Don’t forget to ask the brokers to send you deals to start analyzing. I would send over the broker your business plan or a set of criteria you adhere to when investing. Expect the first couple of deals to be real stinkers. Thank the broker for sending them over, and then explain why these deals don’t work for you. This is their way of testing whether you are a serious investor or someone who is going to waste their time. I can’t blame them. These brokers receive countless phone calls every week from out-of-town investors “looking” to invest. Your job is to stand out, and respond to them immediately. Do as you say and say as you do!
28. Where are we going to lunch?
The Italian in me can’t resist including this as a final question. I love to eat, and if I’m in a new city, I want to explore the culinary delights. Ask the broker to select a busy restaurant where all the movers and shakers eat, and don’t be cheap. Pick up the check and order an espresso at the end. Seriously, going out to lunch will allow you to build rapport with the broker and discuss the market in more depth.
I hope you have enjoyed this article on researching a market outside your backyard. Use this article as a script to ask brokers these vital questions to assess the health of a market. Brokers are a vital team member, and once you find a good one, treat them like gold.
Begin to research potential markets to invest. Once you have chosen a market, log onto Loopnet or the MLS and find out who the active brokers are in the market. Pick up the phone, call the broker, introduce yourself, and begin to ask them these questions. I would recommend calling at least two brokers in the market. If your instincts about the market have been confirmed, book a flight and schedule a meeting with the broker when you visit the market. Finally, have fun!
Are there any questions you’d add to this list?
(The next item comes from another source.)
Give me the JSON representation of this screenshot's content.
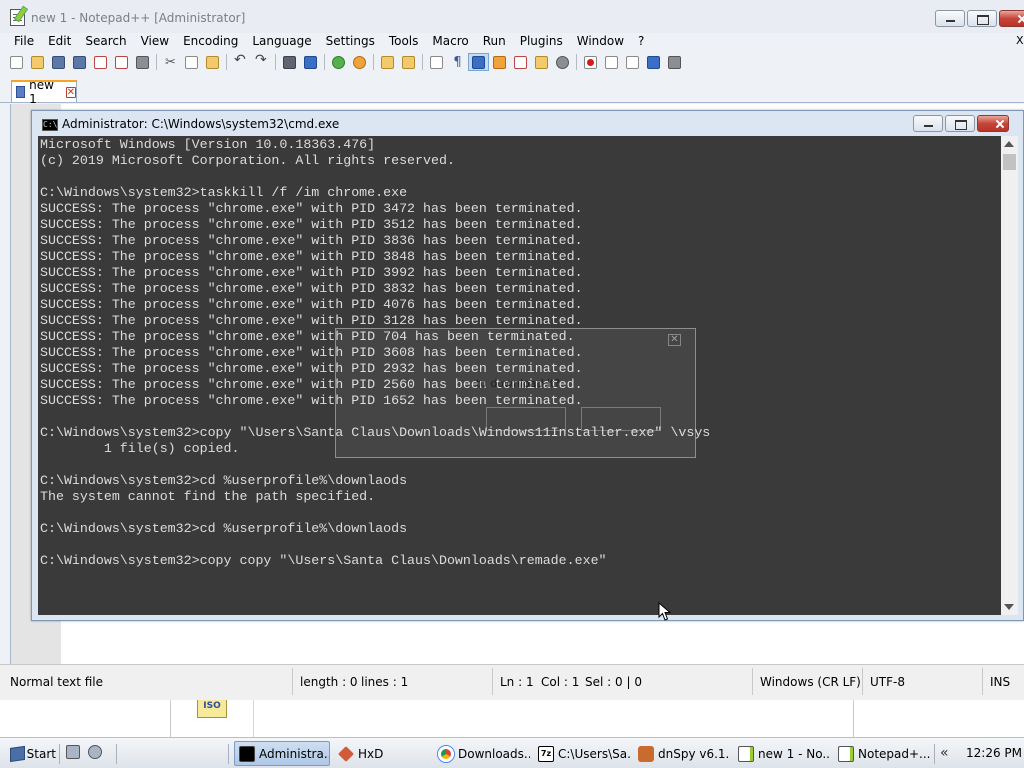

Which markets are you considering?
Let’s talk in the comment section below!
Note By BiggerPockets: These are opinions written by the author and do not necessarily represent the opinions of BiggerPockets.